As with the bare offerings of a casino, a construction job is typically characterized by the same things each time—a team of people using the same materials and the same tools and equipment to build a project that looks similar in scope to the project down the street. So what separates you from competitors? It’s the experience. It’s making the client not just satisfied, but thrilled. It’s keeping the project fresh, exciting and free from frustration. It’s constant communication. And, it’s delivering a finished product that exceeds expectations.

So how do you improve the construction experience you offer? Here are three key ways:

Be engaging, responsive—Everyone on your project team—whether in the field or back in the office—needs to treat the client like they would a friend or close family. Cheerful intonation in physical communications, positive messaging in emails, documents and other forms of electronic communication. This may sound like window dressing, but first impressions really do make a difference—and third or fourth impressions can make final determinations of whether clients want to engage with you again. And remember that your clients are not just the folks funding your project work. They encompass everyone outside of your firm working on the project with you.

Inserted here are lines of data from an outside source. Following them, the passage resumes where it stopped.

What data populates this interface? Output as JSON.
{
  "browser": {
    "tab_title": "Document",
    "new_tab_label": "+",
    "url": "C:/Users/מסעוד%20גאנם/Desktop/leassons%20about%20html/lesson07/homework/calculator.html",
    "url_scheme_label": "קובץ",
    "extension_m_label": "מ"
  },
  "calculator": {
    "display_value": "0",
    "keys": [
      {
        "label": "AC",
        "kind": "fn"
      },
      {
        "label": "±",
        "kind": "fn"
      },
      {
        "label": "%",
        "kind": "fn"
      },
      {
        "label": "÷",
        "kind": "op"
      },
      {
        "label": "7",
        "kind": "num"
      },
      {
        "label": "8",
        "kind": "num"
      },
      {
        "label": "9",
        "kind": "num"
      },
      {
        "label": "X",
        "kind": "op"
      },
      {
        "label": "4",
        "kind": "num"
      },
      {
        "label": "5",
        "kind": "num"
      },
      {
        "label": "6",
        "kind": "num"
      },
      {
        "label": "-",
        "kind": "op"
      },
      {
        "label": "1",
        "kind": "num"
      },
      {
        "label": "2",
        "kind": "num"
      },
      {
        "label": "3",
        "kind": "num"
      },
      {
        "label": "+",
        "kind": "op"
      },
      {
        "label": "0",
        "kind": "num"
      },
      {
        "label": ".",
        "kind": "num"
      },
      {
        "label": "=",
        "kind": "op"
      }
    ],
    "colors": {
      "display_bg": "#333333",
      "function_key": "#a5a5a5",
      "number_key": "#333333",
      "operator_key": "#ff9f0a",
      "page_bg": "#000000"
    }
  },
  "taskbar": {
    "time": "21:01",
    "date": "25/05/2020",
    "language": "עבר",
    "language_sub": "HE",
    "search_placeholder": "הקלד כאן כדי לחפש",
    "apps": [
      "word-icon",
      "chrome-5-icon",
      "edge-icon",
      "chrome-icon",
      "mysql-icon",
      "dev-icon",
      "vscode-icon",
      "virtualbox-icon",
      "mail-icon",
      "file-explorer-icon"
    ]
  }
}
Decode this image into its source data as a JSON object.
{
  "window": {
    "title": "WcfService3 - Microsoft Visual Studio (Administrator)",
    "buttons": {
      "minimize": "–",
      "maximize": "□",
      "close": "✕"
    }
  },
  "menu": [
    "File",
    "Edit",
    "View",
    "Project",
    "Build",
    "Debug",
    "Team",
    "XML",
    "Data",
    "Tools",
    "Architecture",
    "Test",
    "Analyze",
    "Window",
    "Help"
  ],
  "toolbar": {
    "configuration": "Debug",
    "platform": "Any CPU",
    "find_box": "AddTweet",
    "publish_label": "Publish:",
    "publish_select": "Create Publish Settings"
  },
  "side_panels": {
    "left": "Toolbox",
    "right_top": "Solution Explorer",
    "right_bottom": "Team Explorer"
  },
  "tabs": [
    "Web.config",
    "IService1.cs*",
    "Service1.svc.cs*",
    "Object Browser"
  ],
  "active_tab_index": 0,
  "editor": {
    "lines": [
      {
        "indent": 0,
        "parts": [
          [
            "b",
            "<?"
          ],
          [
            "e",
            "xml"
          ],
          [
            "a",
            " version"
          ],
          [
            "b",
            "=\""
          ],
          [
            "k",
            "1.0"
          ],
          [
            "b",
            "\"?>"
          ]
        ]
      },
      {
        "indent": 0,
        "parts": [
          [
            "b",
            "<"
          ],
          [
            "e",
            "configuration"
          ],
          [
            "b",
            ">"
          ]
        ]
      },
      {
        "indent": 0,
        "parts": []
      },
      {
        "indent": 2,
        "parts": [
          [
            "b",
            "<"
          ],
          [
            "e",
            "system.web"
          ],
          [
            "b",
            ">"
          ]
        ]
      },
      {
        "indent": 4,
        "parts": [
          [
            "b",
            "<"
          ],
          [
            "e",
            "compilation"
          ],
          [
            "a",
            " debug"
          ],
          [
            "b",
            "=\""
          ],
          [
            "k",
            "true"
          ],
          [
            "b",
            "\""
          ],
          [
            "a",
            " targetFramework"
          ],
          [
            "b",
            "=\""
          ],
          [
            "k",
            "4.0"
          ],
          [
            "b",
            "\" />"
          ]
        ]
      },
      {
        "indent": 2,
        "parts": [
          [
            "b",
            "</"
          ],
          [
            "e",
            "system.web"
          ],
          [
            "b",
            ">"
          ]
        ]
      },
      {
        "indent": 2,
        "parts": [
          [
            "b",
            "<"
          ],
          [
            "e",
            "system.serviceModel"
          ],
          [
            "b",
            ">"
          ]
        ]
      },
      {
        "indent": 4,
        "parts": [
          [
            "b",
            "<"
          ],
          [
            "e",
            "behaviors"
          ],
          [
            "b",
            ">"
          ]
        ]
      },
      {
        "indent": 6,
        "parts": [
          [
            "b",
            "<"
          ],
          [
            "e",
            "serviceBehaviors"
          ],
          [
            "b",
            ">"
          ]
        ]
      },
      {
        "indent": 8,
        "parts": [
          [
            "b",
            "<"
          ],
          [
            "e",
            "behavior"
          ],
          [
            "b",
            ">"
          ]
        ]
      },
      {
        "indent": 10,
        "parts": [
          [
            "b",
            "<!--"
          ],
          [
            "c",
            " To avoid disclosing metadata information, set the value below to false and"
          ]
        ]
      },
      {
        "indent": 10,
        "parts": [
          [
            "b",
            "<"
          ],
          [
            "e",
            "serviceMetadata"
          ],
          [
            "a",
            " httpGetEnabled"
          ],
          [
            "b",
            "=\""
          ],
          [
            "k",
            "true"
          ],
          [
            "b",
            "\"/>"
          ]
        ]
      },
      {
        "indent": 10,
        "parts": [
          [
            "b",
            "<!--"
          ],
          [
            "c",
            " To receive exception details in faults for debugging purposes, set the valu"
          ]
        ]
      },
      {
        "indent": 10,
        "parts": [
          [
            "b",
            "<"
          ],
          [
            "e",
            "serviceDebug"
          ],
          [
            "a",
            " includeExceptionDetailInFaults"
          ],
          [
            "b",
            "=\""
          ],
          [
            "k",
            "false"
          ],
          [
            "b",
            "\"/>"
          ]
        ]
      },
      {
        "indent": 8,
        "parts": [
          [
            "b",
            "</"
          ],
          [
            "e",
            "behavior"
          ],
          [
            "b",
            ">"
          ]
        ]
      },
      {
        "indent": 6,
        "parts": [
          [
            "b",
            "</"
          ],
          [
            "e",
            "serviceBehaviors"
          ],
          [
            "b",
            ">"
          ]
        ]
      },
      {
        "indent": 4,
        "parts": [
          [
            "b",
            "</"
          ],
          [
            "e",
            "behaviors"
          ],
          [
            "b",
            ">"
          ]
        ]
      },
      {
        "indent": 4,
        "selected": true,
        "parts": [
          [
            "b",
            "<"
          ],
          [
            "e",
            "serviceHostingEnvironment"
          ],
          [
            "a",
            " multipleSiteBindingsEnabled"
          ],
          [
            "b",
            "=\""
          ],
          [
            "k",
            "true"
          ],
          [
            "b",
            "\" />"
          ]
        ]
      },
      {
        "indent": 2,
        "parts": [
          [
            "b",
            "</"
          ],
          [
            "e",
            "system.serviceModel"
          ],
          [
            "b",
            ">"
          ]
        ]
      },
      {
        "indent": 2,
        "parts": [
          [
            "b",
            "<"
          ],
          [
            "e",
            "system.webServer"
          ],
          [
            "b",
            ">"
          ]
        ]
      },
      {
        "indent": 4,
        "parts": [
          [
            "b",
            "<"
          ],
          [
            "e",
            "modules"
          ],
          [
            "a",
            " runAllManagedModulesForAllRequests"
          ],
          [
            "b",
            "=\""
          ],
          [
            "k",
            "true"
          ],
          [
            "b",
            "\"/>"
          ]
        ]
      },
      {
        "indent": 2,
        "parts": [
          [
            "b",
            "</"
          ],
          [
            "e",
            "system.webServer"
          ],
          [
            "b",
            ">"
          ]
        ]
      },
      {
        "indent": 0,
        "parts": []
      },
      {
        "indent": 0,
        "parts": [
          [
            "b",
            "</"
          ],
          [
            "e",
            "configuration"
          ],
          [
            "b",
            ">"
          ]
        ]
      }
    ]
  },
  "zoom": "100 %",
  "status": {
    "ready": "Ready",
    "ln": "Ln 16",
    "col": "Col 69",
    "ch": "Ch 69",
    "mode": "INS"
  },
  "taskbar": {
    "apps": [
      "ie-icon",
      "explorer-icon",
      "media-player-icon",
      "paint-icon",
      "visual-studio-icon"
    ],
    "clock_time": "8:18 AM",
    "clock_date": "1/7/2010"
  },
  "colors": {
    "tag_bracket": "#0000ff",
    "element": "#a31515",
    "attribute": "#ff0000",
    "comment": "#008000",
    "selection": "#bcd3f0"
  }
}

No one likes to wait for an answer, so don’t leave your clients hanging. They won’t like it. They will like it even less if they’re flat-out ignored. Designate someone to facilitate communication and be the point person to connect with. Ensure that all questions are answered, issues resolved, etc. Consider modern technologies (software, mobile computing and communication devices) to help improve communication and expedite action items.

Be efficient—When questions are asked or issues do arise during your project, having processes in place that make addressing these quickly and painlessly will go a long way toward guaranteeing a good customer experience. Consider construction and project management software with automated workflows to streamline processes. When deployed properly and everyone is using, these software packages can significantly improve collaboration, while reducing unnecessary or redundant work. This keeps your project teams focused on the end goal rather than jumping through unnecessary hoops.

Keep documentation handy at all times through the use of document imaging and storage programs. Good construction ERP software will attach digital records directly to data so you can pull up documentation in seconds rather than searching for it for hours.

Exceed expectations—Your company’s positive reputation is not determined overnight, it has to be built over time and through experience. Unfortunately, the opposite is not as true—a negative reputation can result from even one blown project or bad review. So make sure that you’re not just meeting, but exceeding expectations. Strive to get each job done, sooner than the deadline. Aim for it to come in on or (more preferably) under budget.

Keep the client looped into discussions at all times and explain changes as they happen. Actively show them ways they can save money, while improving the end product. Pay attention to details, don’t cut corners, and double and triple check work to ensure that you’re providing the best possible product. And if there is any part of the project your client is not thrilled with, do whatever it takes to find a solution that appeals rather than simply appeases.

How is your company going above and beyond to improve its client experiences?

Search The Blog